- TASK GOAL:
Read through the material below and find each line that has the word "Show"; copy it.

- SUPPLIED ENTRIES:
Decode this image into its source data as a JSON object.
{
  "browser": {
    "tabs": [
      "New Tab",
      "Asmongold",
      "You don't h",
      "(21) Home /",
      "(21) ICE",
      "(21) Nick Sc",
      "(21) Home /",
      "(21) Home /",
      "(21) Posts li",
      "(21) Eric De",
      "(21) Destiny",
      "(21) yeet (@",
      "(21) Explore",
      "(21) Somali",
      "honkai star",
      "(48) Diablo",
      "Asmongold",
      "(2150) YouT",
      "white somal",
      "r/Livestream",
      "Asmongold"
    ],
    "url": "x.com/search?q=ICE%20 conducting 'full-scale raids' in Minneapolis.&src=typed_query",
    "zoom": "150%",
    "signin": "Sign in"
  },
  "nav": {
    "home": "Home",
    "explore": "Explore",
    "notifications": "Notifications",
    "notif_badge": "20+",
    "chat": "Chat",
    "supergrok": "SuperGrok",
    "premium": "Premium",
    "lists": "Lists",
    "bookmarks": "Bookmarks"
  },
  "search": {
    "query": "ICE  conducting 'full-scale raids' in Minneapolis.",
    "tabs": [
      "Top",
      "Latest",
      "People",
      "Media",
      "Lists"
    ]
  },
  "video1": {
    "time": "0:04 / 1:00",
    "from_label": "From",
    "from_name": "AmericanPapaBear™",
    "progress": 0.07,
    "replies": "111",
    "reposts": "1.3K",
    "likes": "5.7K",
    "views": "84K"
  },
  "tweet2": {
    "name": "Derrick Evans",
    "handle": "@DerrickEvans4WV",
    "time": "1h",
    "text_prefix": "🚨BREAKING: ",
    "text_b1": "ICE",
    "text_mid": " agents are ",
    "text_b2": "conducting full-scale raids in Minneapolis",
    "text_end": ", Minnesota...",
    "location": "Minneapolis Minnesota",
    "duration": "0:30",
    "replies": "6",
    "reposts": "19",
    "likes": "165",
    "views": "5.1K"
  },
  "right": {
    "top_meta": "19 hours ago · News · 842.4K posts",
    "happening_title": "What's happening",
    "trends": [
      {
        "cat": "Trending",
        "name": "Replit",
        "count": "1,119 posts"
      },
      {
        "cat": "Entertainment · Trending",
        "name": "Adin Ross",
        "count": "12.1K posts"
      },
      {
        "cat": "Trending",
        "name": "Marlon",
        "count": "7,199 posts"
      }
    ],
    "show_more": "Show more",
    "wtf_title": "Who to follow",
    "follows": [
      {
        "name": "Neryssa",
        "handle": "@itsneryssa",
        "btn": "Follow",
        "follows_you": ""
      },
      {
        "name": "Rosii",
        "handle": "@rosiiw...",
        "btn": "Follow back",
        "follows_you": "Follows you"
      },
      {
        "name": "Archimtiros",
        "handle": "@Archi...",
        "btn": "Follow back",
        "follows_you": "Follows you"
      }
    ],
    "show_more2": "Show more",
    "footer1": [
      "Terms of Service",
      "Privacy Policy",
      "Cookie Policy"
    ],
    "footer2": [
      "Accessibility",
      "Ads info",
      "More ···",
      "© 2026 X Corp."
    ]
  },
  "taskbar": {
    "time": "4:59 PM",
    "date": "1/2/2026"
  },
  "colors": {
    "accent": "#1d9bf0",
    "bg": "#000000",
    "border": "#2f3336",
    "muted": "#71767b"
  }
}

- WRITTEN ANSWER:
    "show_more": "Show more",
    "show_more2": "Show more",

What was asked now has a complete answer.